AIM OF THE EXERCISE >> Find the lines in the records that carry the word "gain". Copy each one.

THE DATA >>
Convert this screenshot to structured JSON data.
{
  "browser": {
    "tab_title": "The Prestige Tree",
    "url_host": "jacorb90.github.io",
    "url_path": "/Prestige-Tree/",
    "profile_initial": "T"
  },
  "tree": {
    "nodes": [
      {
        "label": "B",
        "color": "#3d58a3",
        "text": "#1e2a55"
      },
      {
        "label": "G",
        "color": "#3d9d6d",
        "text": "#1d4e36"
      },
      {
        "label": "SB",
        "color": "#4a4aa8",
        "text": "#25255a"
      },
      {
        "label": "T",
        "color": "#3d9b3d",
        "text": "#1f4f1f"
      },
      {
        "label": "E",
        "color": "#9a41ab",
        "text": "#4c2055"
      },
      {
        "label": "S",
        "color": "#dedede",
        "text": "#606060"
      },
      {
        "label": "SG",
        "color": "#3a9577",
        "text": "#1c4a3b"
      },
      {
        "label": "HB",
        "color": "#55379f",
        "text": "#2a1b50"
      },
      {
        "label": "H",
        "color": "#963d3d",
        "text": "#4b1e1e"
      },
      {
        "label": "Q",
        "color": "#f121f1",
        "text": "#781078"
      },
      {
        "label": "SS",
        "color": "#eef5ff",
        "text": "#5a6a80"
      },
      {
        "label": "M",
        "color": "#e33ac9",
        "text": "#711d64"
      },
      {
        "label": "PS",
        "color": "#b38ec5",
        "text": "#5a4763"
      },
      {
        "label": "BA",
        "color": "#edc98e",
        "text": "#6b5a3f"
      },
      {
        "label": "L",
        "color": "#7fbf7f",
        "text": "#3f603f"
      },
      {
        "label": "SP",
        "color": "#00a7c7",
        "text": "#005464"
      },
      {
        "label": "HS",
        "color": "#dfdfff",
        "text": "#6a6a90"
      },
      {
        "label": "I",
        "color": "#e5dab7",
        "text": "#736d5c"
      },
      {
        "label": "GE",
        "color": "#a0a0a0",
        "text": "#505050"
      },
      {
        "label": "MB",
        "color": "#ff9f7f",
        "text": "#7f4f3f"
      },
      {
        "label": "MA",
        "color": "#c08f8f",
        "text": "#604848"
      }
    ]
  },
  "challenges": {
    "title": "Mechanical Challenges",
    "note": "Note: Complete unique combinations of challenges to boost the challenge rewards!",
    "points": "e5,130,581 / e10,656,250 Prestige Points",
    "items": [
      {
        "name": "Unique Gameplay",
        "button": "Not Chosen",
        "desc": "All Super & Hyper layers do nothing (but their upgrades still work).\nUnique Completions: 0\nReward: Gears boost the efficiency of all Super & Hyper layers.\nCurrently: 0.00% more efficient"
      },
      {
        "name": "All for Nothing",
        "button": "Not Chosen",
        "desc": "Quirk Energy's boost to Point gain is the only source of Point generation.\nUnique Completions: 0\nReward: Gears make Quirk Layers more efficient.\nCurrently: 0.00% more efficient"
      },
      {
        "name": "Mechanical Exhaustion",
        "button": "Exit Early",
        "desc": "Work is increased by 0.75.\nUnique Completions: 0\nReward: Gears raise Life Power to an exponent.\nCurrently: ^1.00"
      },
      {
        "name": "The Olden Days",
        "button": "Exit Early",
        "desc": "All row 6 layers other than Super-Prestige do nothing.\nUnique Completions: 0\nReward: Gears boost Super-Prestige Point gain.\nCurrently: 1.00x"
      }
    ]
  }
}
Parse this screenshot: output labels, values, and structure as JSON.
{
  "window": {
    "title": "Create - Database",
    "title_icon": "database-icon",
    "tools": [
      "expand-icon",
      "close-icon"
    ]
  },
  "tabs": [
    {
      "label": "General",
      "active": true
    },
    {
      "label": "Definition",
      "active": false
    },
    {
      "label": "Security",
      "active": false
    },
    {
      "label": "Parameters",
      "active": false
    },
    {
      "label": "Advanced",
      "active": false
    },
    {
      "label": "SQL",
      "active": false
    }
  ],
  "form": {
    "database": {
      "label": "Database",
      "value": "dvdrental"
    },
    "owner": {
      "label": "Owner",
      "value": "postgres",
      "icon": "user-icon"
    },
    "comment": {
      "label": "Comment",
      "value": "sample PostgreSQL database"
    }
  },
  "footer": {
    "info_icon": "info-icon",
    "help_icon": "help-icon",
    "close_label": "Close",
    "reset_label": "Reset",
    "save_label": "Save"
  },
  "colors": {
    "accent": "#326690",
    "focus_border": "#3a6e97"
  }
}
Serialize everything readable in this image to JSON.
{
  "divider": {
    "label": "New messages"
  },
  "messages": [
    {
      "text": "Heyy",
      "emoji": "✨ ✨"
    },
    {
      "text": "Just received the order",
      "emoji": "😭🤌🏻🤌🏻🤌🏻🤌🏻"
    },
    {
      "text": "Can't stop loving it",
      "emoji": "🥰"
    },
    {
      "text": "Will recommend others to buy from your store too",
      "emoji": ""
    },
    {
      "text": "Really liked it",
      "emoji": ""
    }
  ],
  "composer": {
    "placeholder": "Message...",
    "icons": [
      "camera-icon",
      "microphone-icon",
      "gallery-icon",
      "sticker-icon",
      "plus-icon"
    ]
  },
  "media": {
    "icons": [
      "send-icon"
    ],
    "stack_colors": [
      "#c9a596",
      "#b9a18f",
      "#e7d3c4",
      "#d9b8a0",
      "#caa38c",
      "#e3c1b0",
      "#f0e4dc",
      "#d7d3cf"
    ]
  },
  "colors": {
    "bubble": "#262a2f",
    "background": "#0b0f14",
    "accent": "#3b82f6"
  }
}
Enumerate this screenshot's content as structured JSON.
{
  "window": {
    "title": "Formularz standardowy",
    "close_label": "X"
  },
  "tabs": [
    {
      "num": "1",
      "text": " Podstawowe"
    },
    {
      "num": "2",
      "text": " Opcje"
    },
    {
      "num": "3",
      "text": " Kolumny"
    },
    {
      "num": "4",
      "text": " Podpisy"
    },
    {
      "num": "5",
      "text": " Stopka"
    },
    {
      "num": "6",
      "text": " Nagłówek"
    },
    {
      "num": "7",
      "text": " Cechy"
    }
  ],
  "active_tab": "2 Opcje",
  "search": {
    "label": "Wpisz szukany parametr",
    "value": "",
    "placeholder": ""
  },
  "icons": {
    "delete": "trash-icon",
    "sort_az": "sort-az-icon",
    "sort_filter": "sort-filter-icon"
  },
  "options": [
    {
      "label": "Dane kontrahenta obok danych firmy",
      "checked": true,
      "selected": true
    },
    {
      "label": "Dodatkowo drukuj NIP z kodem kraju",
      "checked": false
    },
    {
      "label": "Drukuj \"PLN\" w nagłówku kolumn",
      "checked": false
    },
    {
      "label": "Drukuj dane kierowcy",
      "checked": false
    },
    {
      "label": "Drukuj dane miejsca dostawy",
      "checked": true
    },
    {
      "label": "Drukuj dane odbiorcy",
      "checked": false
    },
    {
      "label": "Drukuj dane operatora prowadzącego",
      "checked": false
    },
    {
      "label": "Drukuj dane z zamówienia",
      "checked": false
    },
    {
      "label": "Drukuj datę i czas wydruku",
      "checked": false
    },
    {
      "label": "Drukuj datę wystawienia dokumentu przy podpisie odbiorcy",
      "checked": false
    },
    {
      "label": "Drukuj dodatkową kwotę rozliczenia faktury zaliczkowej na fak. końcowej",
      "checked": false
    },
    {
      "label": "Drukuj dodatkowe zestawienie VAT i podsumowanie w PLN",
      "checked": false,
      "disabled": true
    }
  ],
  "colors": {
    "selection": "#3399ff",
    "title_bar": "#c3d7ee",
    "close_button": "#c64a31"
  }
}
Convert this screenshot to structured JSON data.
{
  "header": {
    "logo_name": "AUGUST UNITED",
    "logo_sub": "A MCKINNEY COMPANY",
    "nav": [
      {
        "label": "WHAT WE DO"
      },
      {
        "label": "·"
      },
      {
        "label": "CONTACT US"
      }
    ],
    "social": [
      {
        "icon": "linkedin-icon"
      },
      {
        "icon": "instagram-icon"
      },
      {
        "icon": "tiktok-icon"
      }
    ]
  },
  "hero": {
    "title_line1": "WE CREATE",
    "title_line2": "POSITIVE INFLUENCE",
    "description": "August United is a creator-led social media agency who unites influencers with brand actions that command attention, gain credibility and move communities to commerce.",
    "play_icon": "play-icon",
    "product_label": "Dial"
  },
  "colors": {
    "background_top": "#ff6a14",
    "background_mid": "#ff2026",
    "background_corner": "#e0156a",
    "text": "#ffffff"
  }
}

SOLUTION FOR THIS EXERCISE >>
        "desc": "Quirk Energy's boost to Point gain is the only source of Point generation.\nUnique Completions: 0\nReward: Gears make Quirk Layers more efficient.\nCurrently: 0.00% more efficient"
        "desc": "All row 6 layers other than Super-Prestige do nothing.\nUnique Completions: 0\nReward: Gears boost Super-Prestige Point gain.\nCurrently: 1.00x"
    "description": "August United is a creator-led social media agency who unites influencers with brand actions that command attention, gain credibility and move communities to commerce.",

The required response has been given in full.